Of particular concern with the impending legislation is the fact that the entire process has been deemed to be exempt from the provisions of the California Environmental Quality Act (CEQA). What’s more, the legislation is unclear as to what, if any recourse a member of the general public or a public interest group may have to challenge the adequacy of the locally-promulgated groundwater sustainability plans.

There are also questions regarding the funding for these programs. While the proposed law gives the local agencies the right to charge fees for the cost of its groundwater sustainability program, there are no criteria or guidance provided to define the reasonableness or level of fees set.

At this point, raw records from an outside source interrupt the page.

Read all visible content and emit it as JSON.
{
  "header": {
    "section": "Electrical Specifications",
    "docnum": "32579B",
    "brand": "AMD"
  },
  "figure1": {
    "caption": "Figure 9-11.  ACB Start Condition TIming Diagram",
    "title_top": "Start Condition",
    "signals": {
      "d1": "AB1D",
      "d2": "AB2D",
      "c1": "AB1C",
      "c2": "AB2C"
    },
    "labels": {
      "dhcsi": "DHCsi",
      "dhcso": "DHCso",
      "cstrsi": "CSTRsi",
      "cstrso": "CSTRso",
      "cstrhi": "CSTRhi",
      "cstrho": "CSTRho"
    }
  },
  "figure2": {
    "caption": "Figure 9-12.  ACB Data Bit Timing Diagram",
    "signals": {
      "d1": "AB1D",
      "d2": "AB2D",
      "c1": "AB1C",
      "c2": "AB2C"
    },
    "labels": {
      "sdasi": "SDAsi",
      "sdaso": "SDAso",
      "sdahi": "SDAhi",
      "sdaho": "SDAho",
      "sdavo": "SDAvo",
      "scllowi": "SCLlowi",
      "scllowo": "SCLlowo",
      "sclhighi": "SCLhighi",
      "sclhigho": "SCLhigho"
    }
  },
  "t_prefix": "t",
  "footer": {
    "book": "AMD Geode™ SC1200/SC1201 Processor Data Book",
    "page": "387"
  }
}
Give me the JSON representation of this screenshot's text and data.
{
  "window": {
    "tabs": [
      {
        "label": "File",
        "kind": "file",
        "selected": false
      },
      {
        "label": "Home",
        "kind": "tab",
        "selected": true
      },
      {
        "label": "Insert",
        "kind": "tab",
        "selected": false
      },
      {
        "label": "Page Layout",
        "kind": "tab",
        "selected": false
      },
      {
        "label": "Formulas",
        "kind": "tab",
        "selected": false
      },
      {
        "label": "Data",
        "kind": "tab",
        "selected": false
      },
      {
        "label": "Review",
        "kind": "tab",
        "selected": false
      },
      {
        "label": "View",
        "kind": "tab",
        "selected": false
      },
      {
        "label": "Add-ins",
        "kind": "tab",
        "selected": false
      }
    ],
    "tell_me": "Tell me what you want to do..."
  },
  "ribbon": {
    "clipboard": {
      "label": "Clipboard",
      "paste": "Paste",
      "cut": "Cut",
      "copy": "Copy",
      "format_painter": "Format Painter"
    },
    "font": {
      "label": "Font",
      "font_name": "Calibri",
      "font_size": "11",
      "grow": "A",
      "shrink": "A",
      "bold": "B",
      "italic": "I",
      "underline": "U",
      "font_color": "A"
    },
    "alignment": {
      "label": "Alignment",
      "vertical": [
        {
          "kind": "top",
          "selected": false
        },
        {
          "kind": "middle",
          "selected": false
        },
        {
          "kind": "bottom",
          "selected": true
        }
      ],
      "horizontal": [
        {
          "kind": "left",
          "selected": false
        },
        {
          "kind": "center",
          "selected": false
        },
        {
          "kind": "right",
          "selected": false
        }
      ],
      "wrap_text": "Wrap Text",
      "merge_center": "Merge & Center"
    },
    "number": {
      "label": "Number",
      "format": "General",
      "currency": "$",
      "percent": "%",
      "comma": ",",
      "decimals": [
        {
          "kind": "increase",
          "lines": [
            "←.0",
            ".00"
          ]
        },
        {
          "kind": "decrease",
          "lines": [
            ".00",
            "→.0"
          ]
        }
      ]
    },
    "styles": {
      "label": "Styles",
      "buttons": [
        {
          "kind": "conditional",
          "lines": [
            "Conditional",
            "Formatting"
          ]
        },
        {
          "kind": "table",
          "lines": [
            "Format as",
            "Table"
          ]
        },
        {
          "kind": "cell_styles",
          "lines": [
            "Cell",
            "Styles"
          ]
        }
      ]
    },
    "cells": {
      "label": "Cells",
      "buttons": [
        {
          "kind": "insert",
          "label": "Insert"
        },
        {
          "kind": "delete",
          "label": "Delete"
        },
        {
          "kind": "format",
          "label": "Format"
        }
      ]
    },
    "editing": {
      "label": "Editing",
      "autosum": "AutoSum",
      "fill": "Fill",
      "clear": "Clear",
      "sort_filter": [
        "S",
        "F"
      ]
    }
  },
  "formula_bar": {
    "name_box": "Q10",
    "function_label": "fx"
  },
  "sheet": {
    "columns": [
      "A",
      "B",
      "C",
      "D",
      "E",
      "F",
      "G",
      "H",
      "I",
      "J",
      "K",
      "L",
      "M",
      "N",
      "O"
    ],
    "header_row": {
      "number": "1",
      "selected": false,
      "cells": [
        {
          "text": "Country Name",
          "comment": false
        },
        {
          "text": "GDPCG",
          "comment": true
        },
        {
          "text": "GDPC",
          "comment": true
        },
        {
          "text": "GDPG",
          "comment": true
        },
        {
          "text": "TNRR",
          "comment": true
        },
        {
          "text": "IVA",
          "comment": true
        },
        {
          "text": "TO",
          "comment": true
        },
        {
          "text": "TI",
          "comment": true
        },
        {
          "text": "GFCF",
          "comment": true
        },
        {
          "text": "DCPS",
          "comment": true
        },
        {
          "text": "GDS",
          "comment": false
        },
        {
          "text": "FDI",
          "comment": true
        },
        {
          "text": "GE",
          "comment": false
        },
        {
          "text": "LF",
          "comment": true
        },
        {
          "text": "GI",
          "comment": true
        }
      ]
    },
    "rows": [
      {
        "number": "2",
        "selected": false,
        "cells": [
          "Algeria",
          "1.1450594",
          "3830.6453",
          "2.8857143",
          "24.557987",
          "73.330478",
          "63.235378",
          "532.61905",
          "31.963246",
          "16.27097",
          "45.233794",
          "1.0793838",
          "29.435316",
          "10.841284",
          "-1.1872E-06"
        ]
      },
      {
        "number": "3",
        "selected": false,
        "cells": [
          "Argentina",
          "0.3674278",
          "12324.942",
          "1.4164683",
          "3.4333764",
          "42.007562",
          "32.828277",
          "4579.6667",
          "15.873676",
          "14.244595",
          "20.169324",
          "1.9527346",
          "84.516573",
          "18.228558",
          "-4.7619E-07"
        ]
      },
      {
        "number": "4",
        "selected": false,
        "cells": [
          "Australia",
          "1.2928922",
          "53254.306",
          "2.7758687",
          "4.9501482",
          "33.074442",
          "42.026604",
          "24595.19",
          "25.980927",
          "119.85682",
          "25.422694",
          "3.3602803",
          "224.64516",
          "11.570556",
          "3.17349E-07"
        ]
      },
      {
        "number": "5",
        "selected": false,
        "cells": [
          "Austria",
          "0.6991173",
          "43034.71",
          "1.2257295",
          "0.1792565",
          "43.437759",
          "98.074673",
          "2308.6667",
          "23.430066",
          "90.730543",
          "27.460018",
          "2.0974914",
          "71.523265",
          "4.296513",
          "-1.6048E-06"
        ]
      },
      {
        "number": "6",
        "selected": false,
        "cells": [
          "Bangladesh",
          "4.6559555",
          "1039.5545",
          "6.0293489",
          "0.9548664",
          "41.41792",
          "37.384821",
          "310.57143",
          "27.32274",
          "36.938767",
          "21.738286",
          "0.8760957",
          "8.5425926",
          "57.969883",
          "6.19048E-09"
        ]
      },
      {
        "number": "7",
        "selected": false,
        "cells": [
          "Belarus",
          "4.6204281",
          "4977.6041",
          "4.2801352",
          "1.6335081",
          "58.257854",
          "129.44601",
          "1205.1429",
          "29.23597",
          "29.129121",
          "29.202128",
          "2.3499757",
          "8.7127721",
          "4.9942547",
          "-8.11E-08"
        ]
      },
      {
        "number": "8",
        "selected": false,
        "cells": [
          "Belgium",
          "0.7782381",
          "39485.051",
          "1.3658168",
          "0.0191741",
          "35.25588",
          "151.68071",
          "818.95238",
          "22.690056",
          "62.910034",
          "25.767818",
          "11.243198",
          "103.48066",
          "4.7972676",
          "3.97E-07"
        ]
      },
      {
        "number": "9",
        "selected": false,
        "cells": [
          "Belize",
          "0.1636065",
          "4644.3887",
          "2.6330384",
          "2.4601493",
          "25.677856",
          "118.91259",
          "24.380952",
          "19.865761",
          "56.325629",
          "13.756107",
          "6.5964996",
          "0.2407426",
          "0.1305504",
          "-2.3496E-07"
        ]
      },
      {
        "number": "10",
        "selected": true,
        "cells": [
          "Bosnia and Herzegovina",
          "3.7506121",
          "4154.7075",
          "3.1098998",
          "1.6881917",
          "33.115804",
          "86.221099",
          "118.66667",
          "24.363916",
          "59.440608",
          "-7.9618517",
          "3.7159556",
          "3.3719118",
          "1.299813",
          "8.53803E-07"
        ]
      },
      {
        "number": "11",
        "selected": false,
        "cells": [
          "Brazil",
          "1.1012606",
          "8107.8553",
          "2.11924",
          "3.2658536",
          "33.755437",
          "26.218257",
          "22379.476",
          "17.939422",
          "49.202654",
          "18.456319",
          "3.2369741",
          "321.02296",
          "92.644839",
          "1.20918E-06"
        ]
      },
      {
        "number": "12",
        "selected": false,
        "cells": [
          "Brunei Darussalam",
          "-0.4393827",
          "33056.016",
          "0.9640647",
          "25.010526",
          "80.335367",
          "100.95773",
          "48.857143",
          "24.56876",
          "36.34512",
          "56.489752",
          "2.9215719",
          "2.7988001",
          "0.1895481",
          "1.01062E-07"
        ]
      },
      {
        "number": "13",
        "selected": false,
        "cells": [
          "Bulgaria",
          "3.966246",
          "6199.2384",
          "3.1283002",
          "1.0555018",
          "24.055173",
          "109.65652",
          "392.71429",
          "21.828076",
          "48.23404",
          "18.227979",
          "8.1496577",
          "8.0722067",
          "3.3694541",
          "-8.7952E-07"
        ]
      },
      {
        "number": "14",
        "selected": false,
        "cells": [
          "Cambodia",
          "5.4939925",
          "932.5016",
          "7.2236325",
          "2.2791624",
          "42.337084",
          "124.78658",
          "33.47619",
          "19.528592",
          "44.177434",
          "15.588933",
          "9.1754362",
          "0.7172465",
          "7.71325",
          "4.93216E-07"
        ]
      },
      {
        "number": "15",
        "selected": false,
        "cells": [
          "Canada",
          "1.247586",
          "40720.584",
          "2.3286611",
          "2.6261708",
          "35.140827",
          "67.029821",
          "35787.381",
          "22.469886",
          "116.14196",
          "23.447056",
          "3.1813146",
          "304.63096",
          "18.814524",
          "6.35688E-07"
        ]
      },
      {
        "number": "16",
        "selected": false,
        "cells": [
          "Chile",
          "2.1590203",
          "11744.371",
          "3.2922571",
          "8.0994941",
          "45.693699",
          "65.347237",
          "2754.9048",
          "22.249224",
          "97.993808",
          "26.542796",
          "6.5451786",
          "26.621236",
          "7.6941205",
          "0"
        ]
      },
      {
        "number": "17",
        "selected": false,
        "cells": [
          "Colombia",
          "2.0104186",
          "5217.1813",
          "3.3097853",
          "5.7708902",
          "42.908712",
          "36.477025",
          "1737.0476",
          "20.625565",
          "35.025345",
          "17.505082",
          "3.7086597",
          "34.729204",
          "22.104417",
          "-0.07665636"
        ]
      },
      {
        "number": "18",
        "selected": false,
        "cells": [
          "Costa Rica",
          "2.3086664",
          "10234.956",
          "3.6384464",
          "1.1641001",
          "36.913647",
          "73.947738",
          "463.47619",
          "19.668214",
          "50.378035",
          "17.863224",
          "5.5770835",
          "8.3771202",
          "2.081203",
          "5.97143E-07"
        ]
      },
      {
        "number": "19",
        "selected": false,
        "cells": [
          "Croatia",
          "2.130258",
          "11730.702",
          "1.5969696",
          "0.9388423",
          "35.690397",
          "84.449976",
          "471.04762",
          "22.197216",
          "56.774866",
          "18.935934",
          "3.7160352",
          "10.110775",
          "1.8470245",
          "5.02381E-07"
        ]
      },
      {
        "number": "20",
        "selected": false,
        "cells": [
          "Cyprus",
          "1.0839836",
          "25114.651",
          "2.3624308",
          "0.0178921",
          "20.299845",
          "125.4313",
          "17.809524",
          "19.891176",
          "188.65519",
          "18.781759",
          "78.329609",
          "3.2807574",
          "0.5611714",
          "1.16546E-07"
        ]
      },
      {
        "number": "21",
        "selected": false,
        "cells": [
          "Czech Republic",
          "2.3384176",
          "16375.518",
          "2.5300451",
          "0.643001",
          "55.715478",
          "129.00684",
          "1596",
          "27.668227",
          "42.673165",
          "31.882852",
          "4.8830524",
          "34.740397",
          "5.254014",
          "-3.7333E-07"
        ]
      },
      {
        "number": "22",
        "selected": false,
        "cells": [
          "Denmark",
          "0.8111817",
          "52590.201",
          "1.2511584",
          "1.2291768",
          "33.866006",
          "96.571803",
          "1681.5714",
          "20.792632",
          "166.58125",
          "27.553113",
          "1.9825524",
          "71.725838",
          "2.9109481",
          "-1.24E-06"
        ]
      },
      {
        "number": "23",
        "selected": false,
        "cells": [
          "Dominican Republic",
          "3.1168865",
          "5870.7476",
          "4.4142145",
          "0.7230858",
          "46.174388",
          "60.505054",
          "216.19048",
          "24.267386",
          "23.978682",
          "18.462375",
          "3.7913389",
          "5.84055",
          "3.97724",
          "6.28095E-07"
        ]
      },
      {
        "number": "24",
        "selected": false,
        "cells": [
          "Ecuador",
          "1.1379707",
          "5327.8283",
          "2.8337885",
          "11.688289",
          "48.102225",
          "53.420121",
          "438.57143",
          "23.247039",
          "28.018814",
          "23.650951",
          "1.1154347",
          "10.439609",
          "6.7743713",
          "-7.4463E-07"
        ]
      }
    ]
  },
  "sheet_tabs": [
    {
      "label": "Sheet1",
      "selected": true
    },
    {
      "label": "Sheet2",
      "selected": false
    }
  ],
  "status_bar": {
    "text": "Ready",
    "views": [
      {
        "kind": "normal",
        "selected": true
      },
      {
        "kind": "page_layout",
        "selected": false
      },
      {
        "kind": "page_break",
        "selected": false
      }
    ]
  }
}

Additionally, the timelines for designation of high-and-medium priority groundwater management basins, and the promulgation of groundwater sustainability plans are pushed well out into the future. Given the unprecedented drought conditions, and the ongoing extraction of groundwater for domestic and agricultural uses throughout the state, the timelines to achieve compliance with these statues appears to be ‘too little, too late.’

Finally, the state’s role in this process provides little actual oversight; while DWR may review plans, it need do so only within two years after submission, and then only provide an “assessment.” There is no clear criteria to permit the public to initiate a challenge to an adopted plan.

EPIC supports the concept of sustainable groundwater management, but the currently proposed legislation simply falls short due to its lack of public oversight, and absence of enforceable mechanisms that would regulate water in a way to ensure the conservation of resources. EPIC will continue to advocate for stronger sustainable groundwater management provisions that comply with existing environmental laws, and which provide for adequate oversight from the state and the general public.